Data records for software interfaces:
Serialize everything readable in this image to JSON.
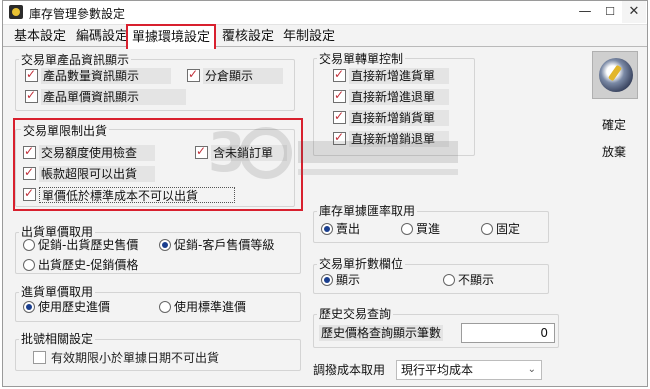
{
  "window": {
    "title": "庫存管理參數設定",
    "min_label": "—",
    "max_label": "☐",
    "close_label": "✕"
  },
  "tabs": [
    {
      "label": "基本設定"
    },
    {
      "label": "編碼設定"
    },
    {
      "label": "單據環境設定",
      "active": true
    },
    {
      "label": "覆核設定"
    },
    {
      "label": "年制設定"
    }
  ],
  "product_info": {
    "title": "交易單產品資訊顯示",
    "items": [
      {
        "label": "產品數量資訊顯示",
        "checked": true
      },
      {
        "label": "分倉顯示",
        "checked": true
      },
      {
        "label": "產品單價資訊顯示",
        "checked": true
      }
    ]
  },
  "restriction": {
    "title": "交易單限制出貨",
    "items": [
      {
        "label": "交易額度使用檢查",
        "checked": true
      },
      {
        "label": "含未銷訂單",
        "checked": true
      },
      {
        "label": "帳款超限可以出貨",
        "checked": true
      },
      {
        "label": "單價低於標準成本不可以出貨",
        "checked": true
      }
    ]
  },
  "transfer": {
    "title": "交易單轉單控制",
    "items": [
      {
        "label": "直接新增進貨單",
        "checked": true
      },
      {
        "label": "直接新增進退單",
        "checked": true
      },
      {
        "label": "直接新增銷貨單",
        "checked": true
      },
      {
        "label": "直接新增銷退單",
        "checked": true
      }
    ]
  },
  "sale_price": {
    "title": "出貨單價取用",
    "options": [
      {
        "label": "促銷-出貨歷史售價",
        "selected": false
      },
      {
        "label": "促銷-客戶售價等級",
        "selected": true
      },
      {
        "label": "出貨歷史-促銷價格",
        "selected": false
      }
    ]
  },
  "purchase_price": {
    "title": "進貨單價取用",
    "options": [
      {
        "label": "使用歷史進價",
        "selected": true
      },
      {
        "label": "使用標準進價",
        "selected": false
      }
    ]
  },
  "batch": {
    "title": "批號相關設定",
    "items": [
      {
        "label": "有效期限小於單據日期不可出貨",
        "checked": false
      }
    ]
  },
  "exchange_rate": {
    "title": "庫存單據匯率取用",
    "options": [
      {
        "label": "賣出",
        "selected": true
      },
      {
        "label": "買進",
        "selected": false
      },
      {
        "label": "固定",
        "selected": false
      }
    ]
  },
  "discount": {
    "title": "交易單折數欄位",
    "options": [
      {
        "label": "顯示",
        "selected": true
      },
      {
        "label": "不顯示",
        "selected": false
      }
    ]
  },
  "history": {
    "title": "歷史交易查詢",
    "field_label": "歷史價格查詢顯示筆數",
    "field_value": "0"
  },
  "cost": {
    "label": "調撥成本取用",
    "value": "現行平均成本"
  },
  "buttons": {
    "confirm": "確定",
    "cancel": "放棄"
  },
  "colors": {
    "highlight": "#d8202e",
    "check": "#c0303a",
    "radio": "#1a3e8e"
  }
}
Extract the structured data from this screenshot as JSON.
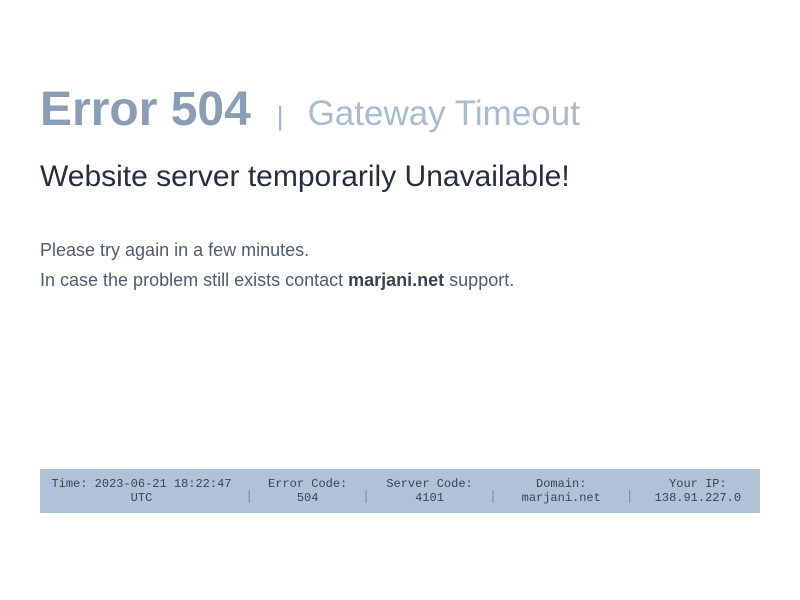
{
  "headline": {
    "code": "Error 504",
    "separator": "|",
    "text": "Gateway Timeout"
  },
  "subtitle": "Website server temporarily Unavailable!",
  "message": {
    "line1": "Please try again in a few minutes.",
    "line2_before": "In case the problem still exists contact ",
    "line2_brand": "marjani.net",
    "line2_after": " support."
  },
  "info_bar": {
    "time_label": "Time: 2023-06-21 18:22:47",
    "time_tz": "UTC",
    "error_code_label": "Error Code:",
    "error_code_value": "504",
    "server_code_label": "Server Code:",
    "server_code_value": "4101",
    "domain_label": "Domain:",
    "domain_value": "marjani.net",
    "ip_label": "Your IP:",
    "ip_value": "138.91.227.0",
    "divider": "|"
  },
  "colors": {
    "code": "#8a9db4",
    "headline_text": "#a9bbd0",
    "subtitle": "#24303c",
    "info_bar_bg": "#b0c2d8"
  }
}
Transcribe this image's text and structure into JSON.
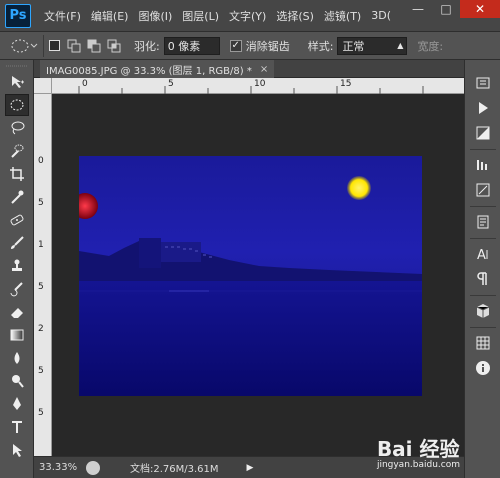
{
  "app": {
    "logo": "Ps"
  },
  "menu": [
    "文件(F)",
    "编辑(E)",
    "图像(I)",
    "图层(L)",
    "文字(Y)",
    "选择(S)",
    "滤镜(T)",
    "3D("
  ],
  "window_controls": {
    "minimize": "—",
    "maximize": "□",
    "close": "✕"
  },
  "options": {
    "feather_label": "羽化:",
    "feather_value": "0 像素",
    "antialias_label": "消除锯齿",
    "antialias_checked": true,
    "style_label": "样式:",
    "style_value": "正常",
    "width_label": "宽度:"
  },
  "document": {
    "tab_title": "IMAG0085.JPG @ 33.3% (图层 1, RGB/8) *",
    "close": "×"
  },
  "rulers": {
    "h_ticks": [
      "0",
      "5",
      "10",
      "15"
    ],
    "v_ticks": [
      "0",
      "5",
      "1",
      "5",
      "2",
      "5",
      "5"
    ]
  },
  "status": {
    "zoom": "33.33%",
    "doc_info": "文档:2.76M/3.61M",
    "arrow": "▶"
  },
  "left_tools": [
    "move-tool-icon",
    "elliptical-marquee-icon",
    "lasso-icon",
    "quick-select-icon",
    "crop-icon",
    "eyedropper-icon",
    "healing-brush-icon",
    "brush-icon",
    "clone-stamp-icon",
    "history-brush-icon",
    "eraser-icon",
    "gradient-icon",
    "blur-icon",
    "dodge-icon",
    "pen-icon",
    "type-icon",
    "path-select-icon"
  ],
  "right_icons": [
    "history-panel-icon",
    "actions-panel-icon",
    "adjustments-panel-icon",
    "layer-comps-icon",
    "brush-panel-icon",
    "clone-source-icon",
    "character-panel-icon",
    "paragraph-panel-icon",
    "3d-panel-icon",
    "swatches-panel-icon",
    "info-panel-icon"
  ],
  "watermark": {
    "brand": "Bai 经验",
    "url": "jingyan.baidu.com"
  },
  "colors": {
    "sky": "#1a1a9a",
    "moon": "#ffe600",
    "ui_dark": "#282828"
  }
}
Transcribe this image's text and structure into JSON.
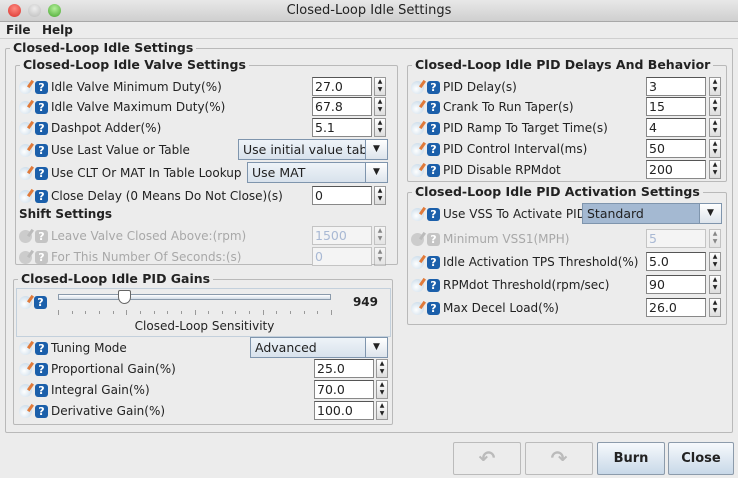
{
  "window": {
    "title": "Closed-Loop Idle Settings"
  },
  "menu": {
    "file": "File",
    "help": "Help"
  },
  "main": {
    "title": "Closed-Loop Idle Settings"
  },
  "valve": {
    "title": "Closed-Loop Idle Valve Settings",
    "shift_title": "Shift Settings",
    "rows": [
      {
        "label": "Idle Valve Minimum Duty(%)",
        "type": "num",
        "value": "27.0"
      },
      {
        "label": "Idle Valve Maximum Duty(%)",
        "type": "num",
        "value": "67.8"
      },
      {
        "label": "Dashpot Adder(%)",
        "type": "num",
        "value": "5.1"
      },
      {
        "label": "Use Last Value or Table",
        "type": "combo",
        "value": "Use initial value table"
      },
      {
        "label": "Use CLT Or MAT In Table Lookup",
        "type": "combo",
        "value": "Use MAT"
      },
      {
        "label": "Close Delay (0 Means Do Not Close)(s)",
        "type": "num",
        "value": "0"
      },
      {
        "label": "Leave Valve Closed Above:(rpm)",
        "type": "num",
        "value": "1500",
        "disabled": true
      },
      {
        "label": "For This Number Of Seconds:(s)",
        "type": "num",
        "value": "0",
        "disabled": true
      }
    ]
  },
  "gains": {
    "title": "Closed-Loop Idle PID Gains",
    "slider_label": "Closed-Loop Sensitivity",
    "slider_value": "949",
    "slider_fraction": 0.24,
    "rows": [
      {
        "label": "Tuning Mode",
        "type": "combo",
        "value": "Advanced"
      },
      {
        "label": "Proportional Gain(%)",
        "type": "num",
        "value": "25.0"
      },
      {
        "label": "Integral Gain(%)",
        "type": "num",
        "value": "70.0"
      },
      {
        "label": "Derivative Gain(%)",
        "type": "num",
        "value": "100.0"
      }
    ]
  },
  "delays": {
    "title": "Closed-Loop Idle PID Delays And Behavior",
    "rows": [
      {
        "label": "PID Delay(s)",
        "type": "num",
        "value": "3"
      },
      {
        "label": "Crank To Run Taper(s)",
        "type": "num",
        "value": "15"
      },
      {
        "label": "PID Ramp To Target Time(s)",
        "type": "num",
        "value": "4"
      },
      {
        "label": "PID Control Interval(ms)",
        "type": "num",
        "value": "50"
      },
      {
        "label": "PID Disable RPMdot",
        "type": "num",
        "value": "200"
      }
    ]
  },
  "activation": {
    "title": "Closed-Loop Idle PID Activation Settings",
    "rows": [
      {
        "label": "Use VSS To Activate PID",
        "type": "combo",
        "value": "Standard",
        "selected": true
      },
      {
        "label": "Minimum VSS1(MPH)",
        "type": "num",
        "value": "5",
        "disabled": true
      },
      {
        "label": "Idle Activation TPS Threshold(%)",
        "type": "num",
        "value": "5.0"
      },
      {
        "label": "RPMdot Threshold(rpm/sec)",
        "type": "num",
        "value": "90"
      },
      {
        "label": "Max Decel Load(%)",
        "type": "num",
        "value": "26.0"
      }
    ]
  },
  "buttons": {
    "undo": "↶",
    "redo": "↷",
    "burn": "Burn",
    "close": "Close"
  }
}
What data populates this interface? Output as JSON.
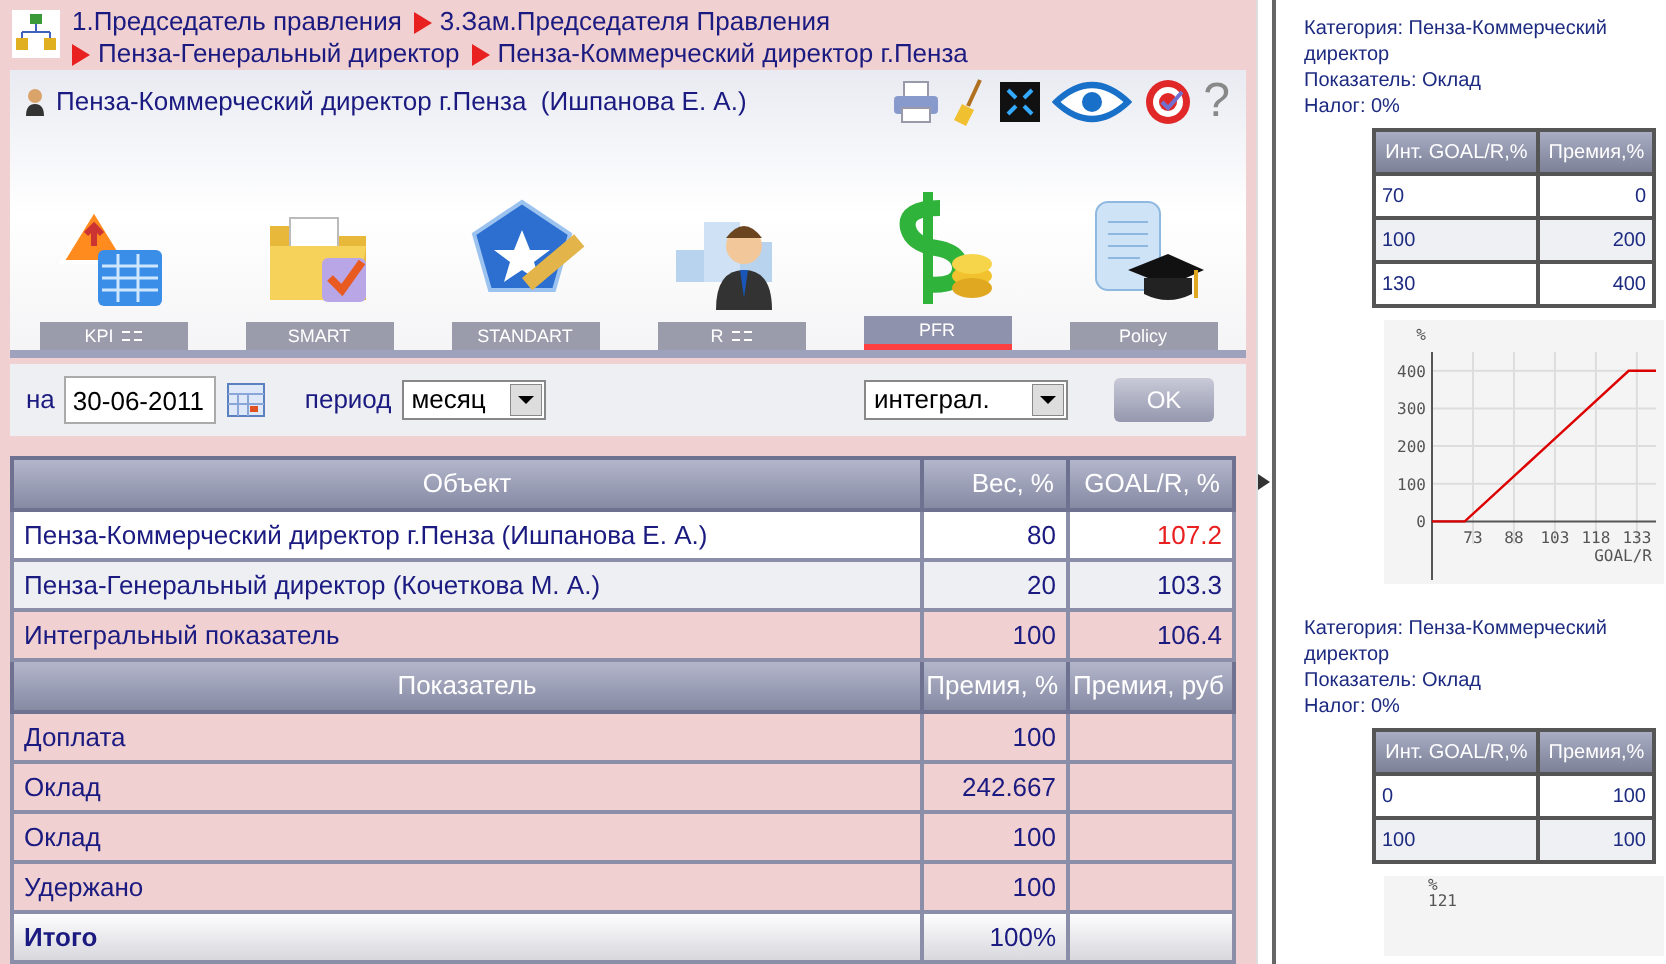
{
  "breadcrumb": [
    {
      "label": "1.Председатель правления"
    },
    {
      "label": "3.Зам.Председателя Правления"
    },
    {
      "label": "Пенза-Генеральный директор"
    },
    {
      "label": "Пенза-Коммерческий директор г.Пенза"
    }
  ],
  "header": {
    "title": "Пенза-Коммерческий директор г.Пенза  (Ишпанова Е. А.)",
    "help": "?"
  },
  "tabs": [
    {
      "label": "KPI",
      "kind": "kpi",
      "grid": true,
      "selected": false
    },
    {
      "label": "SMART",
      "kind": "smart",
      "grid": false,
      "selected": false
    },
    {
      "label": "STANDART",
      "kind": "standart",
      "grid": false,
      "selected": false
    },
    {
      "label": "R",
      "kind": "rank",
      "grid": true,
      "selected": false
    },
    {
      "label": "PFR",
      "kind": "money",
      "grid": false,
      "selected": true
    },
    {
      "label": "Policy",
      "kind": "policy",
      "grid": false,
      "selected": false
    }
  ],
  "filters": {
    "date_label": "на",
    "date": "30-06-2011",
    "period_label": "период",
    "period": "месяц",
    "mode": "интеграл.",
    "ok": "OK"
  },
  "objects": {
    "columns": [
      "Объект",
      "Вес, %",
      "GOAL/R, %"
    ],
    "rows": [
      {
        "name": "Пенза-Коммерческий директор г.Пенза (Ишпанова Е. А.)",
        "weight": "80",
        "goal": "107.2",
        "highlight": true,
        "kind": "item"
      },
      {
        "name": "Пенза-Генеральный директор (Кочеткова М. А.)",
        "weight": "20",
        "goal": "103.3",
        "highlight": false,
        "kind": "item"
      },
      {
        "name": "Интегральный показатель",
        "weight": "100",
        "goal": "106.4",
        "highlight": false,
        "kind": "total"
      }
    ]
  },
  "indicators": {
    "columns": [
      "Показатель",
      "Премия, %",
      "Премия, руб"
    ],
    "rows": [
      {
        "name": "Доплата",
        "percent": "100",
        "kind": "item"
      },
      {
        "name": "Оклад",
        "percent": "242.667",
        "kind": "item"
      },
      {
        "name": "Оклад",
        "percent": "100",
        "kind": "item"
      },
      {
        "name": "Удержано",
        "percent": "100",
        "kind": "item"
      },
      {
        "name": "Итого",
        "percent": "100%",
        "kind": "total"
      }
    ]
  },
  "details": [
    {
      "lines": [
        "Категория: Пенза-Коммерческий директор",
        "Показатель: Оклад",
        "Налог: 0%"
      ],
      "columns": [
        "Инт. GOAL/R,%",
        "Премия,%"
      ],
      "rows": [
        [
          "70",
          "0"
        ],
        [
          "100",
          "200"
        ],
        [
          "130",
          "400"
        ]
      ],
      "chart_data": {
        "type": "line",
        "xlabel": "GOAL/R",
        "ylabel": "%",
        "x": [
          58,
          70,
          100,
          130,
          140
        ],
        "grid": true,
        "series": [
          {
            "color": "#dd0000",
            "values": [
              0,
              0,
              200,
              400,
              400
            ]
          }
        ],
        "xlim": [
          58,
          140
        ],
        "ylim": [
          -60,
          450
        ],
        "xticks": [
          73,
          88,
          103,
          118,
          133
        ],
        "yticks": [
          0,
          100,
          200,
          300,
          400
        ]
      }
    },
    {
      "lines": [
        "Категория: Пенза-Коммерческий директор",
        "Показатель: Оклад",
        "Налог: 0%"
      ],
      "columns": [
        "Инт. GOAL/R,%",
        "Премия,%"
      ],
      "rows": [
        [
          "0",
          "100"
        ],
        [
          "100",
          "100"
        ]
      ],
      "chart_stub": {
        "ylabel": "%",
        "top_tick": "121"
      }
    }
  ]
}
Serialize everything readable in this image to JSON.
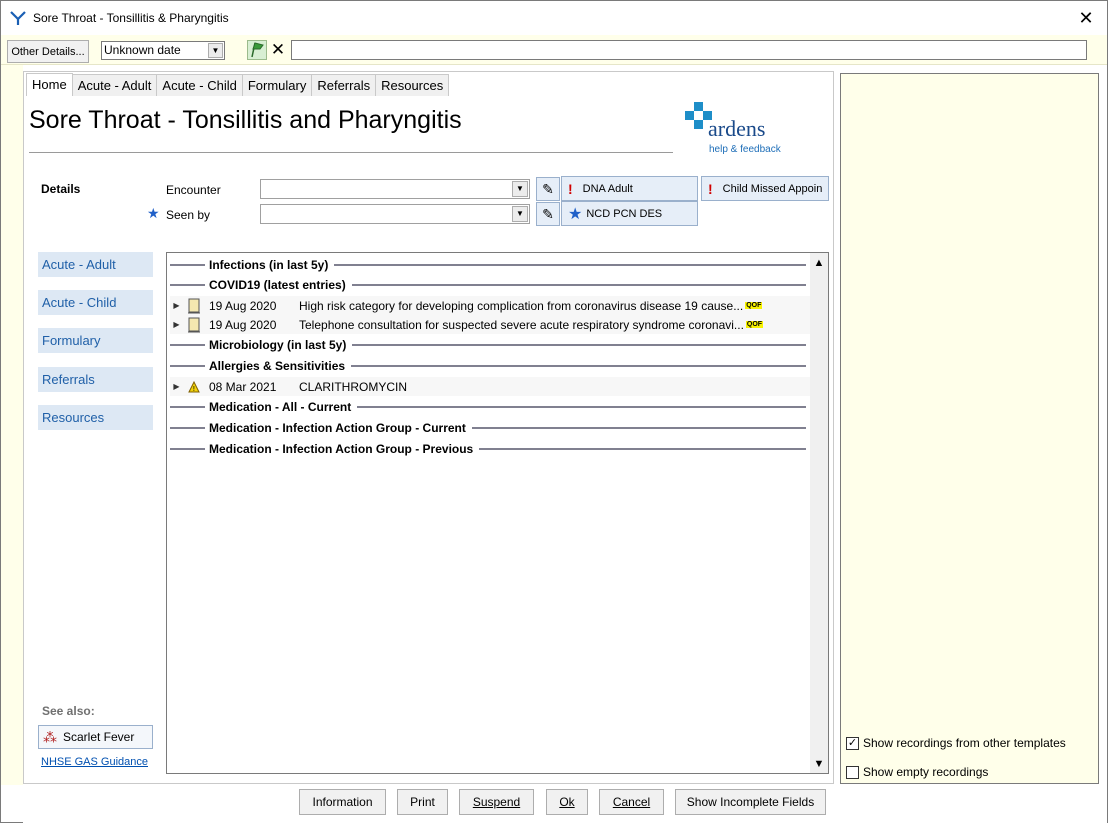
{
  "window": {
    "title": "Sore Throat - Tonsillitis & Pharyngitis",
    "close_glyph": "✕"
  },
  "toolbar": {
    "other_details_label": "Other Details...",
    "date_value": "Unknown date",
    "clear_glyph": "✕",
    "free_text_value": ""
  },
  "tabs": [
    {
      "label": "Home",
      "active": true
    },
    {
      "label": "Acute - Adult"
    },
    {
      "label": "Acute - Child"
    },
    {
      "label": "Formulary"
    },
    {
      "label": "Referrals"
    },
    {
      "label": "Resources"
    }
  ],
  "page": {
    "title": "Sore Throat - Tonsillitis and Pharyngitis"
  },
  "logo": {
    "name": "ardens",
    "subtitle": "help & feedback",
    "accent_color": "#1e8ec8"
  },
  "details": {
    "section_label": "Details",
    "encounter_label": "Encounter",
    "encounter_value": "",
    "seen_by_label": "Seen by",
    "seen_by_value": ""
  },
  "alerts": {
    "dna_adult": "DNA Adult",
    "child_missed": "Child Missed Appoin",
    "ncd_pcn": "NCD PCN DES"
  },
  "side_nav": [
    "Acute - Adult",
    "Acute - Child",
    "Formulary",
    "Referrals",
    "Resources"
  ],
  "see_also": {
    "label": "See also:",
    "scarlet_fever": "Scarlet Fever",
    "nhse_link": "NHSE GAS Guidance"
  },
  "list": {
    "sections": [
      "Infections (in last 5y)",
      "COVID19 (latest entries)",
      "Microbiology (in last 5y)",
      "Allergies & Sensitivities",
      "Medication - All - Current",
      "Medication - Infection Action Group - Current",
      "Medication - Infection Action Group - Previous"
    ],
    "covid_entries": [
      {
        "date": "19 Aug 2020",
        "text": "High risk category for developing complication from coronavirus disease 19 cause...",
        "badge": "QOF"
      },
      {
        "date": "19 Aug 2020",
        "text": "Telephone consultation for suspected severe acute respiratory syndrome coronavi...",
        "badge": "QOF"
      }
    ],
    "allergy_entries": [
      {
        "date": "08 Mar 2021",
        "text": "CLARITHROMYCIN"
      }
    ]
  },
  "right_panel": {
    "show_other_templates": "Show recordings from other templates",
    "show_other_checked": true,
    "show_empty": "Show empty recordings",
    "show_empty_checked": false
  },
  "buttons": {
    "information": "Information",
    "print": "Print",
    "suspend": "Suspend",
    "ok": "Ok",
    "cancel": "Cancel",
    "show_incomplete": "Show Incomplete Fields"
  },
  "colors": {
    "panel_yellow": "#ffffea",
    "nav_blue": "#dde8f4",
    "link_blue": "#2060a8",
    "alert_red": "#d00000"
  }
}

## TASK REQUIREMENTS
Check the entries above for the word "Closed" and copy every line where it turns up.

## RESPONSE
    "title": "Closed-Loop Idle Settings"
    "title": "Closed-Loop Idle Settings"
    "title": "Closed-Loop Idle Valve Settings",
        "label": "Leave Valve Closed Above:(rpm)",
    "title": "Closed-Loop Idle PID Gains",
    "slider_label": "Closed-Loop Sensitivity",
    "title": "Closed-Loop Idle PID Delays And Behavior",
    "title": "Closed-Loop Idle PID Activation Settings",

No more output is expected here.